J.B. Mauney walked into the Rose Garden in Portland, Oregon, on February 17, 2006, and sheepishly wheeled his gear bag around the corner of the long hallway and took a turn into the Built Ford Tough Series locker room.
The 19-year-old rookie was getting ready to make his BFTS debut, and who did he see in the locker room looking back at him?
Well, how about eventual three-time World Champion Adriano Moraes, two-time World Champion Chris Shivers and eventual two-time World Champion Justin McBride.
And what did the North Carolina cowboy from Mooresville do that weekend?
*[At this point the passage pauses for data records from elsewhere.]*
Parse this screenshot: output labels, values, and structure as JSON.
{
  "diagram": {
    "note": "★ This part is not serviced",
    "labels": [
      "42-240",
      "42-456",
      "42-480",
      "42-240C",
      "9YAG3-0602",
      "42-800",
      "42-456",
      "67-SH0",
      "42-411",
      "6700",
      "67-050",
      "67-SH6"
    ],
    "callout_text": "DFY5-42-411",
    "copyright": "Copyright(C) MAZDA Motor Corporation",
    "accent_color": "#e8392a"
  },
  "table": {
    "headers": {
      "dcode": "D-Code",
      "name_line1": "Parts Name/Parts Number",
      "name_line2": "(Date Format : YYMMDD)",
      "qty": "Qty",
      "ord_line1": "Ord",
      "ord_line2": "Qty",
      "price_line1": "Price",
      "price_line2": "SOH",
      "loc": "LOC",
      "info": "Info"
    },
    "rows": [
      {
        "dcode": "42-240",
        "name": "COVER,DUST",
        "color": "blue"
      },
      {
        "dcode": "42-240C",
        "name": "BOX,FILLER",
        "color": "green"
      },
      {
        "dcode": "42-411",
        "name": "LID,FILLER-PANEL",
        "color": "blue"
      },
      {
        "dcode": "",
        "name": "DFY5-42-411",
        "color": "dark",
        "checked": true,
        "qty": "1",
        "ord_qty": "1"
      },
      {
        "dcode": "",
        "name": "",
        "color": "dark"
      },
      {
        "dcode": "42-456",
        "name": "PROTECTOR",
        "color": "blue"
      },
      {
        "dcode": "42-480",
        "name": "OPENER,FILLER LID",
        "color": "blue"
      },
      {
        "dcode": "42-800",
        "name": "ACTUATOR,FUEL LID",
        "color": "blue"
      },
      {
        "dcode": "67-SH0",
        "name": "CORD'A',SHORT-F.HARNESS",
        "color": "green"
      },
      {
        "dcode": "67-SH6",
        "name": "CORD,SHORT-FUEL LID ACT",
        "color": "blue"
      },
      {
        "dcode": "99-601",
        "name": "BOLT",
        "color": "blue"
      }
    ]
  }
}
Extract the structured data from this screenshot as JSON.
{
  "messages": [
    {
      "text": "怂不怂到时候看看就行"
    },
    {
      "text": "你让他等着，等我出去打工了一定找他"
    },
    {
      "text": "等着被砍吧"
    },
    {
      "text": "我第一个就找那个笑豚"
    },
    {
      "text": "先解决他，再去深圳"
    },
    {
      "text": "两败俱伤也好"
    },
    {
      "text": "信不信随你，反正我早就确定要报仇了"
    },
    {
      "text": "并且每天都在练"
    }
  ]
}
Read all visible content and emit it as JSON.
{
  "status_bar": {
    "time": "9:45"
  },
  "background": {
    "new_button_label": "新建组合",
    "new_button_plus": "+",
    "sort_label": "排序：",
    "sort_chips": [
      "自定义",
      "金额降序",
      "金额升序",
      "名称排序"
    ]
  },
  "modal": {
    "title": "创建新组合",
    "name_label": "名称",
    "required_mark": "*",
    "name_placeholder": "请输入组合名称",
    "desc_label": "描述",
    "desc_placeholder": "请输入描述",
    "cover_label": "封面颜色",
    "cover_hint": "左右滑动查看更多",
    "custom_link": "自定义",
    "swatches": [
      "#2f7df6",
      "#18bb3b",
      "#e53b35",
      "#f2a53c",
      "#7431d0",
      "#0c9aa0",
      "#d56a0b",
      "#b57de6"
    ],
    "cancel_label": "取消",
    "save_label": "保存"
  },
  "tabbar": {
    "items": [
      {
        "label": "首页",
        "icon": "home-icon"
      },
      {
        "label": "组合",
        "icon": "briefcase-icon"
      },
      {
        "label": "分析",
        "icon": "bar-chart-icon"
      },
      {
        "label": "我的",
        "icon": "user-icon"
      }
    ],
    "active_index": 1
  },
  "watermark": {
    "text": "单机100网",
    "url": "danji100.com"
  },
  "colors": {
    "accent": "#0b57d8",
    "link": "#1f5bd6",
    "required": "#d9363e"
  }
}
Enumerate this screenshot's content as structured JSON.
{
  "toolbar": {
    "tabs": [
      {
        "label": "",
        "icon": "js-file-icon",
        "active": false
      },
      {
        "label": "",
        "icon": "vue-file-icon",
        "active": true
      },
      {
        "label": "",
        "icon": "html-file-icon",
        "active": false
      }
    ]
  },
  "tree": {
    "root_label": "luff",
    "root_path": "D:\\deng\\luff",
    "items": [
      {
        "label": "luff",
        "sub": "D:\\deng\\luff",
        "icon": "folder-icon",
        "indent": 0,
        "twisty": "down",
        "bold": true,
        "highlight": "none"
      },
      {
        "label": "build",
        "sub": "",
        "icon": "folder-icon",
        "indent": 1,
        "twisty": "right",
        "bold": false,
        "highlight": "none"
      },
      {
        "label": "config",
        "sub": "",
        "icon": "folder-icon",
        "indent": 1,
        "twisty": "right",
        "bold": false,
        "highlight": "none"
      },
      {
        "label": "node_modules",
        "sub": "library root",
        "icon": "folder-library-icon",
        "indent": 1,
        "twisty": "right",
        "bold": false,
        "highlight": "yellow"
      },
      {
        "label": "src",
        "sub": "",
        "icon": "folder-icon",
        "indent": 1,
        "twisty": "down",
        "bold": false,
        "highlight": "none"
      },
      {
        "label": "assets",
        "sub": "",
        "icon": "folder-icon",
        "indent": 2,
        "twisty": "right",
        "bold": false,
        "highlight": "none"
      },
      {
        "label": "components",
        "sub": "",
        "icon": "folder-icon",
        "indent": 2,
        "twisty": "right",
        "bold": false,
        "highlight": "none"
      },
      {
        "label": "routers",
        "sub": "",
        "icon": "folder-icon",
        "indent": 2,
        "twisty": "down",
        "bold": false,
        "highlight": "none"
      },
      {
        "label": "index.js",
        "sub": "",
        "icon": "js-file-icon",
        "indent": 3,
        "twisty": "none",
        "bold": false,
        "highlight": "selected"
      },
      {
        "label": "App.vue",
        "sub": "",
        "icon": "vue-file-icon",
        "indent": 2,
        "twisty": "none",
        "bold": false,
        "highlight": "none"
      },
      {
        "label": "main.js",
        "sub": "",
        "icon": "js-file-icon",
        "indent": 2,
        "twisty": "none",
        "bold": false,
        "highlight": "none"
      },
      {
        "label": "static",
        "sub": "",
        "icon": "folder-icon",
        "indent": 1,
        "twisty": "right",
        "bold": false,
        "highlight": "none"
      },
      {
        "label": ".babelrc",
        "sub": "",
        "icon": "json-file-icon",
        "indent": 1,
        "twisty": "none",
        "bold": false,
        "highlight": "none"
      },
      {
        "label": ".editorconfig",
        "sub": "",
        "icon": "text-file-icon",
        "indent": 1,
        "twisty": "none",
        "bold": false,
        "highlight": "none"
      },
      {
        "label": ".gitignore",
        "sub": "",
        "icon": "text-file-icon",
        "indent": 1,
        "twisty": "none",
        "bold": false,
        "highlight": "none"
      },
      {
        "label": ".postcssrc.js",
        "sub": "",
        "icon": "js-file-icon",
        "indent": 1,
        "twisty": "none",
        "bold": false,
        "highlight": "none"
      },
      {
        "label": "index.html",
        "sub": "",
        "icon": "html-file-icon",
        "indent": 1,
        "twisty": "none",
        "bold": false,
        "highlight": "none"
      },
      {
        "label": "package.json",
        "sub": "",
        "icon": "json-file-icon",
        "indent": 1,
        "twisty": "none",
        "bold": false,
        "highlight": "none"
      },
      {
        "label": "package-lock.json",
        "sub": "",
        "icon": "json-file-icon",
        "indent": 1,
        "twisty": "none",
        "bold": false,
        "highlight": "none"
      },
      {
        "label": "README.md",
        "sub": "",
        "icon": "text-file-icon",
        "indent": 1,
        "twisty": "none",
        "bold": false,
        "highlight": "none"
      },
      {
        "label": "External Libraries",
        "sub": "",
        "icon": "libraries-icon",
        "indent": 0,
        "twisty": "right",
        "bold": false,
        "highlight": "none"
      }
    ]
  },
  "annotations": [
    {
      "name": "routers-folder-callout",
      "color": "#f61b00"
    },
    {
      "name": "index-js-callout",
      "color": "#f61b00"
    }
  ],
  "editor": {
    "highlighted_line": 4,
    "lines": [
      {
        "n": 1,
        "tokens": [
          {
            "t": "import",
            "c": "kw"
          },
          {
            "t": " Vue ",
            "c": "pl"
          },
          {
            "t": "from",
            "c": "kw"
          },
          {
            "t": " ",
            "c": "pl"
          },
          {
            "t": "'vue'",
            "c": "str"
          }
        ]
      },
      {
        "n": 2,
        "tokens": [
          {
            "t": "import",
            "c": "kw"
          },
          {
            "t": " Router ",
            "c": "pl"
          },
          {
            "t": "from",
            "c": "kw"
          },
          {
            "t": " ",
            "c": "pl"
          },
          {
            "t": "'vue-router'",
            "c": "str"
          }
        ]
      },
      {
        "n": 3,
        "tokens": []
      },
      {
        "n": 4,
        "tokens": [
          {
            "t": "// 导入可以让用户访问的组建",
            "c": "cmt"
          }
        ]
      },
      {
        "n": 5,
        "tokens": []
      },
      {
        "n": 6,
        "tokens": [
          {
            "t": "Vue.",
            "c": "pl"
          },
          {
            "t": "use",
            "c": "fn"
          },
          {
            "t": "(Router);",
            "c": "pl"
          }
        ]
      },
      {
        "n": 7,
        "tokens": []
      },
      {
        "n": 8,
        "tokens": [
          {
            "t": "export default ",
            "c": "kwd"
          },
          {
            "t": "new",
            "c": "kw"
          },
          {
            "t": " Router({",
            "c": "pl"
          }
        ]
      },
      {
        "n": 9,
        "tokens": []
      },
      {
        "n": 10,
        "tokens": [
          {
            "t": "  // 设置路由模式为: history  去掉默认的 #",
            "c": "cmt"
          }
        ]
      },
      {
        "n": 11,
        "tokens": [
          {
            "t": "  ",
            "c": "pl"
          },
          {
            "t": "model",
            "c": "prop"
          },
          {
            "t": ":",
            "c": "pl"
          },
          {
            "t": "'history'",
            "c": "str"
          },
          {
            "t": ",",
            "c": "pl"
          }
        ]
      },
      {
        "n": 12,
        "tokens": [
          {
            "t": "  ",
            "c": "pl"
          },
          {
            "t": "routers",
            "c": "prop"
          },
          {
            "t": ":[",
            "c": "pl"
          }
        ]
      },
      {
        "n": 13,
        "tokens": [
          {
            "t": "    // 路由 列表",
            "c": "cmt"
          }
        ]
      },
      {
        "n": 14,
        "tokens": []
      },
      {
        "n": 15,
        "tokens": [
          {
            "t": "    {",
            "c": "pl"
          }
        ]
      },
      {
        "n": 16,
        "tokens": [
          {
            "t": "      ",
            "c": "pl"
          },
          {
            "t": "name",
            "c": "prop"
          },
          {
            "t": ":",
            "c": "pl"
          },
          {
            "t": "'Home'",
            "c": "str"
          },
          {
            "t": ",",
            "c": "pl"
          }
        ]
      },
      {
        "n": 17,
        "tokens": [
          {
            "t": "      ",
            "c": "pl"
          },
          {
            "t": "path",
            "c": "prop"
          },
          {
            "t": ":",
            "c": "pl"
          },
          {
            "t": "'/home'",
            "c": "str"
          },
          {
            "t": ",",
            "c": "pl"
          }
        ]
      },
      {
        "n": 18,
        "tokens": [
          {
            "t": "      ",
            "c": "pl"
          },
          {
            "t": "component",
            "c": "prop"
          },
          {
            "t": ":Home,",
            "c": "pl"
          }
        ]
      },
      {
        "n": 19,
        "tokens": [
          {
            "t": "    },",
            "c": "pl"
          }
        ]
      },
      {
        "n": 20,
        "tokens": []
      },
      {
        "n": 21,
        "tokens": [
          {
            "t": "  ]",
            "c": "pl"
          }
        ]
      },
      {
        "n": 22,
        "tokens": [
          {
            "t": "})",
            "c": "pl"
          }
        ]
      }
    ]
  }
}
Mauney just went on to go 3-for-3 and used an 88.25-point ride on Tequila Splash to finish in second place at his debut event.
It has been 10-plus years since James Burton Mauney was that 19-year-old kid attempting to trade blows with Moraes, Shivers and McBride.
Nowadays, the 29-year-old is a two-time World Champion – one of only five riders to win multiple championships in PBR history – and a bonafide superstar. He’s is the old dog in the locker room now, fielding questions from young kids with championships in their eyes wanting their own version of the gold buckle that Mauney wears around his waist.
Specifically, 18-year-old Jess Lockwood.
The PBR’s youngest rider on the Built Ford Tough Series and Mauney are two of the Top 35 bull riders that will be competing at the Broadmoor World Arena on September 24-25.
Mauney and Lockwood – a three-time Montana State High School Rodeo Champion – are separated by 10 years.
Lockwood is one of a slew of PBR young guns making noise this year on the Built Ford Tough Series.
Current world leader Kaique Pacheco (21), 2015 PBR Built Ford Tough World Finals event winner Cooper Davis (22), rookie Derek Kolbaba (20) and Canadian superstar Tanner Byrne (24) are just a few of the next generation of bull riders trying to put a halt to Mauney’s world title defense.
“I was in those young guys’ same situation when I showed up,” Mauney said. “I wanted to whip everybody’s (butt), but now that I have been around here for 10-11 years, I still want to whip everybody’s (butt). They are all really good. They are going to be around for a long, long time – way after I am gone. In bull riding, there is one thing you cannot win, and that is Father Time.”
Despite the strong young guns class, the road to the 2016 World Championship still goes through Mauney.
The future PBR Hall of Famer leads all active riders with 69 career 90-point rides as of Aug. 25 and he taught the young Lockwood a lesson two weeks ago in Nashville by eliminating him from the 36-rider tournament with an 87.5-point ride on Alligator Arms.
Mauney is currently second in the world standings and leads the PBR with a 55.55-percent riding percentage. He also leads the PBR with three 15/15 Bucking Battles victories.
Shoot, Lockwood was only nine years old when Mauney was qualifying for his first Built Ford Tough World Finals in 2006.
“Everybody has been watching Jess Lockwood,” Mauney said. “He rides really good. It looks like he is taking it all in stride. The little kid showed me a picture of me and him. I don’t know what year it was, but he was in middle school. He took it with me in the locker room and I was already in the hallway at Billings.
Mauney pauses with a laugh, before adding, “I was like, ‘How old were you? And he told me. And I said, ‘Eat (it).’”
Lockwood made his BFTS debut this year in Sioux Falls, South Dakota. He has already won a BFTS event (Billings, Montana) and barely has as many qualified rides (11) as Mauney does years of PBR service (11).
“He is the best bull rider in the world,” Lockwood said. “I just have to do my part. That is all I can do. I am not worrying about him. He is just another guy that can ride a bull, but a lot better than anyone else.”
This year has been a whirlwind for the Volborg, Montana bull rider. He just recently graduated from high school, and moved in to PBR Director of Livestock Cody Lambert’s ranch. This time last year, he was sitting on his couch watching the PBR on TV.
“I was watching (PBR) on TV and dreamed of being here,” Lockwood said. “Now that I am here, it is pretty awesome to throw my bag right next to J.B. and all of the other guys growing up.”